Kelly Evans is a research analyst at the Center for Child and Family Policy. Her work focuses on evaluating programs and policies that are designed to improve outcomes for vulnerable children. She is currently working on a NIDA-funded project examining the intergenerational effects of substance use, the Truancy Prevention Project, an IES-funded project related to truancy prevention; an evaluation of the America’s Promise Alliance Dropout Prevention Summits; and Parenting Across Cultures, a prospective multi-country study looking at how risk-taking develops across adolescence as a function of biological maturation (puberty and age) and socialization (parenting and culture). Previously, she worked as a health educator, managing the Saving Babies Campaign at the Chatham County Public Health Department.
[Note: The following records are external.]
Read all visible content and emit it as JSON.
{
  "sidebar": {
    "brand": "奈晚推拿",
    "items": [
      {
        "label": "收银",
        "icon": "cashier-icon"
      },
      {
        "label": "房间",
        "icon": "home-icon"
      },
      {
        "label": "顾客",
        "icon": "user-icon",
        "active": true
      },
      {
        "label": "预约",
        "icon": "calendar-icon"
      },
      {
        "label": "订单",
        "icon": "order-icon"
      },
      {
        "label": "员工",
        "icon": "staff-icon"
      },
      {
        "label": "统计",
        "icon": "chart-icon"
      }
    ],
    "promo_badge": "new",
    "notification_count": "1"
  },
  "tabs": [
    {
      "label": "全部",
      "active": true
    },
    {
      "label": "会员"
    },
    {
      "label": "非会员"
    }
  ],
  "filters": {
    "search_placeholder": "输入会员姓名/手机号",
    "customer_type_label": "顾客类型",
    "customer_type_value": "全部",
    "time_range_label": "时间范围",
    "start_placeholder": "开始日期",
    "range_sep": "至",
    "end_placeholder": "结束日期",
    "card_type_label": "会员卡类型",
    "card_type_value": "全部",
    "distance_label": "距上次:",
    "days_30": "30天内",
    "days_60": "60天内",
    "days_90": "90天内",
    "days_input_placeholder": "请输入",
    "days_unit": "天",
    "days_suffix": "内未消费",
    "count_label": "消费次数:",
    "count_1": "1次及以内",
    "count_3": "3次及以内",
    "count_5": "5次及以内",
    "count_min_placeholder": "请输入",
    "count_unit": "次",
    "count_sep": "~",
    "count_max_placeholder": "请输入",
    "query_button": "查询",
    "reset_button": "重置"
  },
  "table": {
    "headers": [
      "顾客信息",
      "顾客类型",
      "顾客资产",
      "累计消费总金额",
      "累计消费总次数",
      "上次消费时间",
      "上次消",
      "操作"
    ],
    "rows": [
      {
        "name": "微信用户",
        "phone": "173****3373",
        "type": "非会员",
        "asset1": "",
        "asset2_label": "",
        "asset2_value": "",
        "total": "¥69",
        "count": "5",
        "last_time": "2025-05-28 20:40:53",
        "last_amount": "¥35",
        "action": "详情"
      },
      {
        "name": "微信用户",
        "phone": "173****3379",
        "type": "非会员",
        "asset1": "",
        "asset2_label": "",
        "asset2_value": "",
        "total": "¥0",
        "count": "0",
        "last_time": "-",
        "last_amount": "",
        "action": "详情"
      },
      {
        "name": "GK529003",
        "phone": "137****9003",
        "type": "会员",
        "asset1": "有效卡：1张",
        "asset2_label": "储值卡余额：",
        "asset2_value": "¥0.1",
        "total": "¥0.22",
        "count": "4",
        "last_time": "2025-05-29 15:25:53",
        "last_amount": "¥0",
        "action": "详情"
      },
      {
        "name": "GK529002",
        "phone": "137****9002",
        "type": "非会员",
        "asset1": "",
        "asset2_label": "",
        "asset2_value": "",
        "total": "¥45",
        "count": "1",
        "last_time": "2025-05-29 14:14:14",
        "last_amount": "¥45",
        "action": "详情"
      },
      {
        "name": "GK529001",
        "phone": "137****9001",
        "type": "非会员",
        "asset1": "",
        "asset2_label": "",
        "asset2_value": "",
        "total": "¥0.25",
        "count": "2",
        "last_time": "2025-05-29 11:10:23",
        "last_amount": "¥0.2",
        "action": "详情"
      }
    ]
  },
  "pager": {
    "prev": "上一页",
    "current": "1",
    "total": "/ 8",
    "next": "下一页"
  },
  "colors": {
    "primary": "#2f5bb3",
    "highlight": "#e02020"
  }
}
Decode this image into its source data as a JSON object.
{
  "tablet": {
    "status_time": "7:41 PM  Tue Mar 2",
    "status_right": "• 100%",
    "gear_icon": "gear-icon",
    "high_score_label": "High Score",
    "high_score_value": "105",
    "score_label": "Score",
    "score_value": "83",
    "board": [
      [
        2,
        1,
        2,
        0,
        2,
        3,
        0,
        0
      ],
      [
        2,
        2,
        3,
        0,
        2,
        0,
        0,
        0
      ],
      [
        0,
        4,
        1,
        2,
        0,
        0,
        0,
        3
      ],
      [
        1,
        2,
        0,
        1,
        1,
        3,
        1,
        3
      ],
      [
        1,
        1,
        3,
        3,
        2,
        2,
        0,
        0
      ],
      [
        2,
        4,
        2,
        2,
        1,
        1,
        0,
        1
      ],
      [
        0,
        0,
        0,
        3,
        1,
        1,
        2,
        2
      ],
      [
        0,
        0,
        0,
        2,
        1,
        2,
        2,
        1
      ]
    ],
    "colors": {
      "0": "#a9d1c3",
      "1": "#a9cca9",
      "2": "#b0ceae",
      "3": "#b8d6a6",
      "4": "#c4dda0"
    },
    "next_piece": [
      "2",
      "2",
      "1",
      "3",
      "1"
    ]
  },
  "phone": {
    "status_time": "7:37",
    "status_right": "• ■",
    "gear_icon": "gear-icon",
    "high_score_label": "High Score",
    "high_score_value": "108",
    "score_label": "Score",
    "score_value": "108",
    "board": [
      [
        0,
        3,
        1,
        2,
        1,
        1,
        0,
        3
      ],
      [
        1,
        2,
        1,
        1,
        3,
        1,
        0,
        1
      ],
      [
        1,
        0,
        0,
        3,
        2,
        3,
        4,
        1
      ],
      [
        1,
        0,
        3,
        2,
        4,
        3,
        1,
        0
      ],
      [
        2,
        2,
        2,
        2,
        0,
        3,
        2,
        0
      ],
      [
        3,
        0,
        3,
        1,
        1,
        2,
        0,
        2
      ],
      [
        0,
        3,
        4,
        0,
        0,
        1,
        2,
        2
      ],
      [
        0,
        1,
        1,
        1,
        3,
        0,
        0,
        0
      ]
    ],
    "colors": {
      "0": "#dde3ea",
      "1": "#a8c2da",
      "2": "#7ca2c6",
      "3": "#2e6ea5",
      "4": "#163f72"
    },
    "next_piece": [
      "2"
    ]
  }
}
Evans studied biology and classics as an undergrad at the University of North Carolina at Asheville. She received her Master of Public Health from the School of Public Health at the University of North Carolina in 2007. There she studied maternal and child health, as well as completing the Interdisciplinary Certificate in Health Disparities Program.